•Improved pull down low
•More top-end power
•Better gear spacing
•Very stable at speed
•Suspension offers an improved feel over ’02
The ’02 YZ125 was a very fast and stable machine, but the ’03 is even better. The power is a little broader–if you can believe that. As soon as you get on the new Yamaha, you can feel the extra boost in bottom-end power. Top-end is slightly improved and the chassis is very stable at high speeds. The YZ is very predictable and does not do anything to surprise the rider. I would, however, like a 50-tooth rear sprocket for most tracks. The suspension was OK for fast, choppy tracks without any big hits, but if you have anything bigger than a tabletop jump at your local track, then you might want to consider heavier springs for both ends. The 2003 YZ125 is a great bike with little improvements that make it an even better bike than last year’s, and that won the 125 shootout. But it is no 250F, though, is it?
–Kris Keefer/5’11″/165 lb/Pro
Much like the YZ250, this year’s YZ125 has remarkable throttle response and very crisp power. Yamaha’s ’03 125 displays all the characteristics of last year’s DR shootout winner with bigger bottom-end power and further revving ability.
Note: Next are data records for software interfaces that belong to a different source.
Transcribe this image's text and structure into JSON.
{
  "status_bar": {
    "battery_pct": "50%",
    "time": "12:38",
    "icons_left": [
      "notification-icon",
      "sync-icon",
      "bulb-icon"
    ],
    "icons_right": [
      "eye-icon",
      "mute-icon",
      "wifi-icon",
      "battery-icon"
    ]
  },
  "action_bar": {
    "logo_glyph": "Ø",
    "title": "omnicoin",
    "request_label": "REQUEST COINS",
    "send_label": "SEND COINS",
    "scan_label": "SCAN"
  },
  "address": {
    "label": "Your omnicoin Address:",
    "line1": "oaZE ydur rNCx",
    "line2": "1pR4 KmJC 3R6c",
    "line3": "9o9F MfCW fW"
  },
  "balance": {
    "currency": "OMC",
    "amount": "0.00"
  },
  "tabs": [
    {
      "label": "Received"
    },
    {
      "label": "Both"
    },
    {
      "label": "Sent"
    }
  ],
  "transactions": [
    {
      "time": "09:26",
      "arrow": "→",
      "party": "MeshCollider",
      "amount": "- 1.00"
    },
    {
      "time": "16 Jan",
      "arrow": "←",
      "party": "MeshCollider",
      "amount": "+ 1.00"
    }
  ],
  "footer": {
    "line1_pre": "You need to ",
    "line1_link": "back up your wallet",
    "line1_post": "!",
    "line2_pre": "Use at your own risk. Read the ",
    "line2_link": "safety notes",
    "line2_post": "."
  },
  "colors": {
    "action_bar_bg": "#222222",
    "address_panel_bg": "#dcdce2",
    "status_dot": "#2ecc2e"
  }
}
After riding the new YZ, I could not believe the boys in blue had managed to squeeze even more power out of last year’s very impressive engine. Being right at the weight limit for a competitive 125 pilot makes me very sensitive to motor performance. The new YZ had no problems pulling me around the track, giving me plenty of boost to clear all the jumps. With the bike’s light weight and nimble feel, getting into any line on the course was no problem. Front to back the suspension was very balanced but had a slightly harsh midstroke. With better power and the same plush qualities as last year’s the new YZ125 has a great shot at repeating its shootout results.
–Jason Webb/5’10″/175 lb/Intermediate